This small business has four people with disabilities of its five-person workforce—that’s 80 percent of their workforce. Wow! The Humane Society of Bay County Thrift and Gift Store Manager Brenda Leader in her short 18 months there has hired all her employees through the St. Andrews Bay Center. For some, the job is molded to fit the employee, however, they are expected to do their best, and they do! The store allowed one employee to change how people were checked out because she wasn’t able to figure out the existing system. That type of flexibility ensures that the employees will be able to meet their job expectations. The employees love working at the Thrift Store with their manager, Brenda.

Mantiques Clock Shop of Inverness
Mantiques Clock Shop is a very small business with a big heart for people with disabilities. There are three people who work in the shop, and two of them have disabilities—that’s 66 percent of the workforce. Having a valuable job makes both of these individuals shine and excel. They just needed the opportunity provided by Mantiques Clock Shop. With the hands-on training, one person has already achieved the title of Apprenticeship Clockmaker. This is very intricate work. The owner works patiently with both employees to teach them these valuable skills.

Rosen Shingle Creek Resort of Orlando
This business is making a difference when it comes to hiring people with disabilities. Rosen Shingle Creek Resort has hired 26 individuals with disabilities over the past few years. The hotel also hosts Project Search which is a national model program for preparing individuals with disabilities for the job market. This partnership with the Orange County Public Schools is a valuable program for students who need to learn new skills to enter the workforce. The hotel staff treat the interns like they are regular employees. They participate in employee orientation, staff meetings, and special events to learn what it is like to be a hotel employee.

The Pickle Baron of Key West
This small business is only three years old and from its beginning the owners, Dustan Carpenter and John Nutting, had the community in mind. The retail store has hired two individuals from Monroe ARC or MARC. They also host a vocational program so MARC participants can learn skills in a professional kitchen that can be transferred to other possible jobs in the future. The two Pickle Baron of Key West employees, Ben Neff and Tony Maynard, are involved in all aspects of the business. They wash and sterilize the jars, they select and cut produce, they pack the jars, pour brine over the produce, then seal the jars. The jars are put in boiling water for 10 minutes, then taken out with tongs. The jars are cooled for two weeks, then they are labeled and priced, and finally offered for sale in the shop. The employees have learned the intricacies of pickling and working in a professional kitchen.

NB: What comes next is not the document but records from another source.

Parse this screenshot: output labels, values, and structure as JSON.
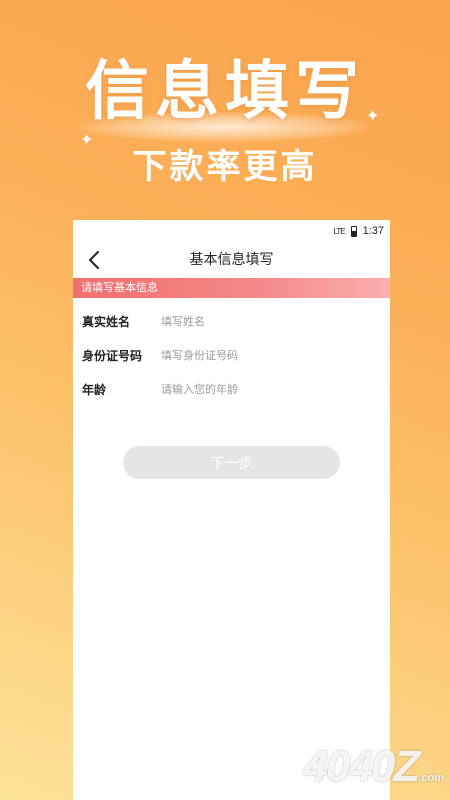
{
  "promo": {
    "title": "信息填写",
    "subtitle": "下款率更高"
  },
  "status_bar": {
    "signal": "LTE",
    "time": "1:37"
  },
  "nav": {
    "title": "基本信息填写"
  },
  "section": {
    "banner": "请填写基本信息"
  },
  "form": {
    "fields": [
      {
        "label": "真实姓名",
        "placeholder": "填写姓名",
        "value": ""
      },
      {
        "label": "身份证号码",
        "placeholder": "填写身份证号码",
        "value": ""
      },
      {
        "label": "年龄",
        "placeholder": "请输入您的年龄",
        "value": ""
      }
    ],
    "next_label": "下一步"
  },
  "watermark": {
    "text": "4040Z",
    "suffix": ".com"
  },
  "colors": {
    "background_top": "#fba34d",
    "background_bottom": "#fde39a",
    "banner": "#f16e6e",
    "button_disabled": "#e5e5e5"
  }
}
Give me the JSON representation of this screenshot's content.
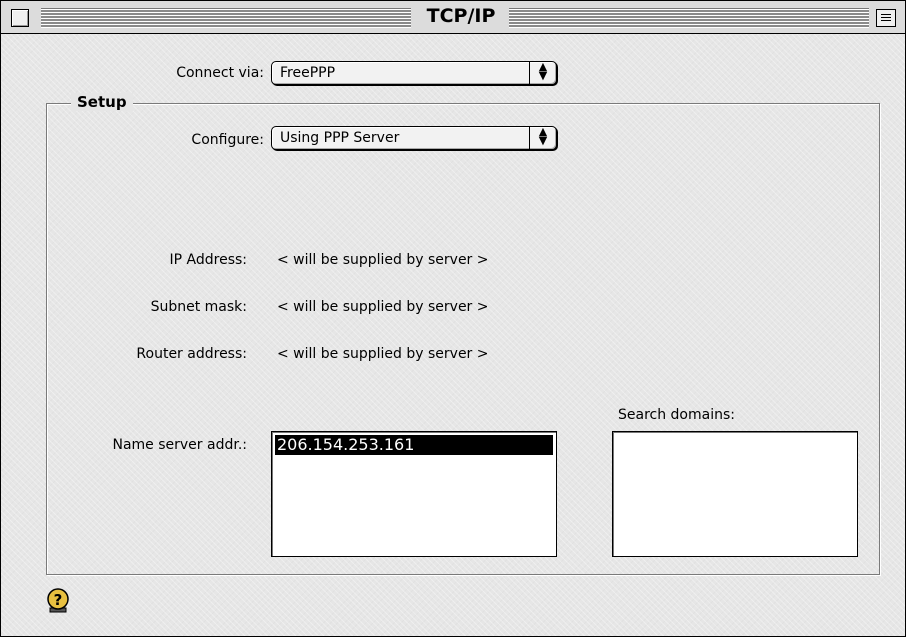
{
  "window": {
    "title": "TCP/IP"
  },
  "connect_via": {
    "label": "Connect via:",
    "value": "FreePPP"
  },
  "setup": {
    "title": "Setup",
    "configure": {
      "label": "Configure:",
      "value": "Using PPP Server"
    },
    "ip_address": {
      "label": "IP Address:",
      "value": "< will be supplied by server >"
    },
    "subnet_mask": {
      "label": "Subnet mask:",
      "value": "< will be supplied by server >"
    },
    "router_address": {
      "label": "Router address:",
      "value": "< will be supplied by server >"
    },
    "name_server": {
      "label": "Name server addr.:",
      "entries": [
        "206.154.253.161"
      ]
    },
    "search_domains": {
      "label": "Search domains:",
      "entries": []
    }
  },
  "icons": {
    "help": "help-question-icon",
    "close": "close-box-icon",
    "collapse": "collapse-box-icon",
    "popup_arrows": "updown-arrows-icon"
  }
}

The Print Shop of Naples
The Print Shop employs 14 people with all types of disabilities. The company’s Vice President Dave Hamilton has a brother with developmental disabilities who works at the shop. They decided to hire additional people with disabilities after receiving a large-scale, long term project where they needed additional employees. This opportunity has made a huge difference in the lives of the employees. For some people this was their first job. For others, they had been unemployed for years with no viable job option in sight. Now they are working. These employees are enjoying success being part of a team that is producing a quality product.

Walgreens Stores
This company goes the extra mile to teach job skills and hire people with all types of disabilities. Over the past five years, Walgreens has hired 117 people with disabilities to work in its stores through Vocational Rehabilitation. Walgreens is well known for its distribution centers having a majority of its employees with disabilities. That inclusive attitude has broadened to include its retail stores, which is wonderful. In a very small Walgreens store in Starke with a workforce of 20, they have two employees with disabilities that have worked there for more than 10 years. They have also hired another person with a disability in the past few years. Walgreens is truly an inclusive workforce.